Citing PatentFiling datePublication dateApplicantTitle
US5309543 *Nov 23, 1992May 3, 1994Ceramoptec, Inc.Method of making infrared crystalline fiber and product
US5342022 *Feb 4, 1993Aug 30, 1994Ceramoptec, Inc.Method of making infrared crystalline fiber
US5991791 *Jan 10, 1997Nov 23, 1999Ncr CorporationSecurity aspects of computer resource repositories
US6485562 *Aug 16, 2001Nov 26, 2002Ceramoptec Industries, Inc.Production of material with improved infrared transmission

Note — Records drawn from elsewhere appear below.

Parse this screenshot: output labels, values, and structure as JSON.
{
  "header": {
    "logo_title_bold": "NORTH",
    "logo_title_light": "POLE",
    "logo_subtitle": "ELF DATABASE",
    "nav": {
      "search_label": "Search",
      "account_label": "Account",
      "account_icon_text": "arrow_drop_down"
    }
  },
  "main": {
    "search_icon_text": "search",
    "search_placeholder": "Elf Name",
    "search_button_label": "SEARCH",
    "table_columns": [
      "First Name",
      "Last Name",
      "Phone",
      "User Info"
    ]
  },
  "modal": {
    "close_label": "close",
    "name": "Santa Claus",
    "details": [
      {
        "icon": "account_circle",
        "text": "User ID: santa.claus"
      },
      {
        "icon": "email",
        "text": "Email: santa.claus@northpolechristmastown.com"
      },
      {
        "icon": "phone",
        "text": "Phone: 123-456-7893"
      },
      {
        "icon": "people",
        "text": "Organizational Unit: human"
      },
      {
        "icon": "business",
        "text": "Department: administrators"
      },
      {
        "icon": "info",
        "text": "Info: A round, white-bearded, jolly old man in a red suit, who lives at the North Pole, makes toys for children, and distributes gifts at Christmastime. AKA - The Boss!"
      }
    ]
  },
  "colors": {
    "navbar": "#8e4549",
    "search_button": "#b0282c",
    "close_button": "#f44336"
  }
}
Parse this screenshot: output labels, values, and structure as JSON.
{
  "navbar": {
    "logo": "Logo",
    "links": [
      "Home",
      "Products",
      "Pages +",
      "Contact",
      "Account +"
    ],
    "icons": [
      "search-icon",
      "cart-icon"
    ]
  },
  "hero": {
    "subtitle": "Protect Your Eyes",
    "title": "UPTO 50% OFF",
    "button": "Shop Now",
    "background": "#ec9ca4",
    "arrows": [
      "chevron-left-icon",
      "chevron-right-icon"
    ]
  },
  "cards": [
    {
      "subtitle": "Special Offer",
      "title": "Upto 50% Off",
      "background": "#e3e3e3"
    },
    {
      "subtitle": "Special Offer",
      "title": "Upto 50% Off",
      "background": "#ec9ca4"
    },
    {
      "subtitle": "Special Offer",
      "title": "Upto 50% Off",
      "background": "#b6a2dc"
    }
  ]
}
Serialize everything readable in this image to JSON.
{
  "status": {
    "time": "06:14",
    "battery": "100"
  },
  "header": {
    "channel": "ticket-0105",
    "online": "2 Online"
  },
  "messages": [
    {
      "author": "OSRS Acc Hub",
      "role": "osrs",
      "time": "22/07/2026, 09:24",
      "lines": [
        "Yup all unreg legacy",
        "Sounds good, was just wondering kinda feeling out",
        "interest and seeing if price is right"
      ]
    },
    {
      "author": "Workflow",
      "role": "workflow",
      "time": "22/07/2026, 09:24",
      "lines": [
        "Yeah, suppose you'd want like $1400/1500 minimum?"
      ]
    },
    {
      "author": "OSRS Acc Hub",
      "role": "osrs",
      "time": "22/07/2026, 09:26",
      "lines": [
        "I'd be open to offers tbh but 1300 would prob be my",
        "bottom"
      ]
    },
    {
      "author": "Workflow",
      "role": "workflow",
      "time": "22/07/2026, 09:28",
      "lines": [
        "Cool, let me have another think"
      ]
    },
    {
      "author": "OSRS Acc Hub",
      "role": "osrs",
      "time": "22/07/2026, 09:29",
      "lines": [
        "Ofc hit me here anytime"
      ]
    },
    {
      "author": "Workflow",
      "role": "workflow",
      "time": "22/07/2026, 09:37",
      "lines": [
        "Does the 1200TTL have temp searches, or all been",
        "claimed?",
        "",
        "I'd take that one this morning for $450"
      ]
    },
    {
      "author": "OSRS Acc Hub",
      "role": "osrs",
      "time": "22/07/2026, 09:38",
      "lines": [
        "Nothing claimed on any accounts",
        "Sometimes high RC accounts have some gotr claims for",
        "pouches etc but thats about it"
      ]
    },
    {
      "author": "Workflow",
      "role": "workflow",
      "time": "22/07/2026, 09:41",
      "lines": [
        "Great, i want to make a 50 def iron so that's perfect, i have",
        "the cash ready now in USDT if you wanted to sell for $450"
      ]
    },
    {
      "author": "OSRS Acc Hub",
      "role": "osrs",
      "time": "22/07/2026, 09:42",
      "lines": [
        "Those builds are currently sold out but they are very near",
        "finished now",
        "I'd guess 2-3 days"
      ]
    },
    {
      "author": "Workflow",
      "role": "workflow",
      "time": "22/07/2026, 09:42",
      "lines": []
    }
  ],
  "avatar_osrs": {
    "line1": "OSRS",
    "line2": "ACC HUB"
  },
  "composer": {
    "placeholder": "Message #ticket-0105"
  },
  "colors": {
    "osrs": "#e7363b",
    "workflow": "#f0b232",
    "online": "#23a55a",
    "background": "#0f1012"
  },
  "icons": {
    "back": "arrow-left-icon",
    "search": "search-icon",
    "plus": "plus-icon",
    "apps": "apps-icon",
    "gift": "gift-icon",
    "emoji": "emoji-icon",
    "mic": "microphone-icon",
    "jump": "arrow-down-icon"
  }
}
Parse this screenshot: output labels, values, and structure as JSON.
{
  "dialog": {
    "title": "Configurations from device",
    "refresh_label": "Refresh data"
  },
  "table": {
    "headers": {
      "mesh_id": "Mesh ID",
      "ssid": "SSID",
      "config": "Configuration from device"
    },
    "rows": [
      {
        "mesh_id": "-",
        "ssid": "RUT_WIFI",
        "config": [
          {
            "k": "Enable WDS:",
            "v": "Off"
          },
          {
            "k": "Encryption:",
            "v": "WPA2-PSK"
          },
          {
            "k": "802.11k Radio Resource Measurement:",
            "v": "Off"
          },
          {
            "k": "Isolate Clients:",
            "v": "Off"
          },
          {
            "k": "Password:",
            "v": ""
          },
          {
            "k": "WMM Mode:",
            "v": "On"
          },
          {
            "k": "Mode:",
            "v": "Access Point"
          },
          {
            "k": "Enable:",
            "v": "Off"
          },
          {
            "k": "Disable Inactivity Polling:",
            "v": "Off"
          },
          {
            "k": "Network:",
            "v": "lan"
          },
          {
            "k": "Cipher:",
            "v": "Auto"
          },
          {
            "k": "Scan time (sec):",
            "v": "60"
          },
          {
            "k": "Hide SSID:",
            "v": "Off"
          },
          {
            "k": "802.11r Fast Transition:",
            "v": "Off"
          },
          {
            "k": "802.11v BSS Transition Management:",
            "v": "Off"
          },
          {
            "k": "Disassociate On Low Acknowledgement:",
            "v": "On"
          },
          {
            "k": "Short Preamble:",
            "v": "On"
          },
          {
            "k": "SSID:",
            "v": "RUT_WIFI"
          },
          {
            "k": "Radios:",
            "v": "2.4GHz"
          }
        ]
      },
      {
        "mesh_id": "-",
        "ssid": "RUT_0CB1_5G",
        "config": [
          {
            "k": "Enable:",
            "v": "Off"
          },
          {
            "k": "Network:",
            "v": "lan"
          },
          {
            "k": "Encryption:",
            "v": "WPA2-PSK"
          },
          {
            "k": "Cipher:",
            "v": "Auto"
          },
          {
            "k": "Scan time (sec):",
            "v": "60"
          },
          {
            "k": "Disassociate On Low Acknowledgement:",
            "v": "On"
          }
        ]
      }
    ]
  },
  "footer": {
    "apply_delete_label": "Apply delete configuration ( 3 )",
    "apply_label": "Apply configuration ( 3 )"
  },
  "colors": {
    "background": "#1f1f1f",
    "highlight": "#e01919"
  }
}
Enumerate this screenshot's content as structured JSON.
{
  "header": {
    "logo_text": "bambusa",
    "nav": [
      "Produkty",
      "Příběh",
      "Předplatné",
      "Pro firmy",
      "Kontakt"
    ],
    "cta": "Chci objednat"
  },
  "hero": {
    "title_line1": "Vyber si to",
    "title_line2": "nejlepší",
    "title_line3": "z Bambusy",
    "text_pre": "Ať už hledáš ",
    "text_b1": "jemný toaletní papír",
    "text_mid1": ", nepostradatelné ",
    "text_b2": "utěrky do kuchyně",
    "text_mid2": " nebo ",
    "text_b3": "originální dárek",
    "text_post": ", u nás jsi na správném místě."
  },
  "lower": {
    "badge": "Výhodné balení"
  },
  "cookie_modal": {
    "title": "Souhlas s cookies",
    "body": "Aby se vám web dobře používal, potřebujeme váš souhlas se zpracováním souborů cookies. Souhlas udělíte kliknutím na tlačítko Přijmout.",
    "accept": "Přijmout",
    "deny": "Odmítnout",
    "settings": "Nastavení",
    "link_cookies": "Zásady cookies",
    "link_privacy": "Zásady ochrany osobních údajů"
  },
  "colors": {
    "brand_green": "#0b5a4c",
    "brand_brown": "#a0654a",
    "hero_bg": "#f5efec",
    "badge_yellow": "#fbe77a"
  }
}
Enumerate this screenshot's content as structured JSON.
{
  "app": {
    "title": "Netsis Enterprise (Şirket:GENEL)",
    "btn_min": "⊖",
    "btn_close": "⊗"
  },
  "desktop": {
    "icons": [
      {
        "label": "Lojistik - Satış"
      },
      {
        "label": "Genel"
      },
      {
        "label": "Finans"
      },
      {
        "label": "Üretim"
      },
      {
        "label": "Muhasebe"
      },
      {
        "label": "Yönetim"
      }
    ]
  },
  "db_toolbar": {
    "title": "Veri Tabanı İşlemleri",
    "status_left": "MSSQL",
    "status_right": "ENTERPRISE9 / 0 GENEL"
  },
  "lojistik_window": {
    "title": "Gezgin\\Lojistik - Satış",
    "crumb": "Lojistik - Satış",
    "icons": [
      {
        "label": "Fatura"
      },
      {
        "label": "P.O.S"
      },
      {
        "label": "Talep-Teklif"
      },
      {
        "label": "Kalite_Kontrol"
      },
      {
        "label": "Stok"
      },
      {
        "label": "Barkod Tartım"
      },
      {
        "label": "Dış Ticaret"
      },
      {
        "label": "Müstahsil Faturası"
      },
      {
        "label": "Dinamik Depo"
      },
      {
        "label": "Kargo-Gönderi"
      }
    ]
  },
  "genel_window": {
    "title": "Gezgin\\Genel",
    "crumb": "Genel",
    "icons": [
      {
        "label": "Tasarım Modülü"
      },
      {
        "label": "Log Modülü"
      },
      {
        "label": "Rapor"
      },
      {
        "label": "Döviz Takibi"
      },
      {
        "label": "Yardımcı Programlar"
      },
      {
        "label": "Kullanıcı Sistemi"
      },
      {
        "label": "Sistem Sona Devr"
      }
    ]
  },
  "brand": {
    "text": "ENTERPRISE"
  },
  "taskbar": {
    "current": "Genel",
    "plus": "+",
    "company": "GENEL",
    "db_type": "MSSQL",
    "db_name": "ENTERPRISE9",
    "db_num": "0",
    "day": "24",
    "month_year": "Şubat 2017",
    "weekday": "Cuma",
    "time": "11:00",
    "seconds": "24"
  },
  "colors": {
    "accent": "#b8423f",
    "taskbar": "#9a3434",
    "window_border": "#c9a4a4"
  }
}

US6730029 *Sep 25, 2000May 4, 2004Japan Science And Technology CorporationUltrasonic transmitter/receiver by pulse compression
US7384581 *Jun 9, 2003Jun 10, 2008Abraham KatzirForming transparent crystalline elements by cold working
US7892460 *Feb 17, 2009Feb 22, 2011Paradigm OpticsEnclosed drawing method
Classifications
U.S. Classification385/141, 264/1.29, 65/388, 65/401
International ClassificationG02B6/00, B29C47/00, C03C13/04, C03C13/00, C30B15/24, G02B6/10, C30B33/00, C03B37/023
Cooperative ClassificationC03C13/041, C03C13/008, C30B33/00, B29C47/00, C30B15/24, C03B2201/84, C03B37/023, B29C47/0014, G02B6/102
European ClassificationC30B33/00, C03C13/04B, C03C13/00P, C03B37/023, G02B6/10L, C30B15/24
Legal Events
DateCodeEventDescription
Mar 22, 2005FPExpired due to failure to pay maintenance fee
Effective date: 20050126
Jan 26, 2005LAPSLapse for failure to pay maintenance fees
Aug 11, 2004REMIMaintenance fee reminder mailed
Jul 17, 2000FPAYFee payment
Year of fee payment: 8
Jul 15, 1996FPAYFee payment
Year of fee payment: 4
Jun 14, 1991ASAssignment
Owner name: MATSUSHITA ELECTRIC INDUSTRIAL CO., LTD., JAPAN
Free format text: ASSIGNMENT OF ASSIGNORS INTEREST.;ASSIGNORS:KAYASHIMA, KAZUHIRO;TATEISHI, FUMIKAZU;OHSHIMA, KIYOKO;REEL/FRAME:005755/0538
Effective date: 19910425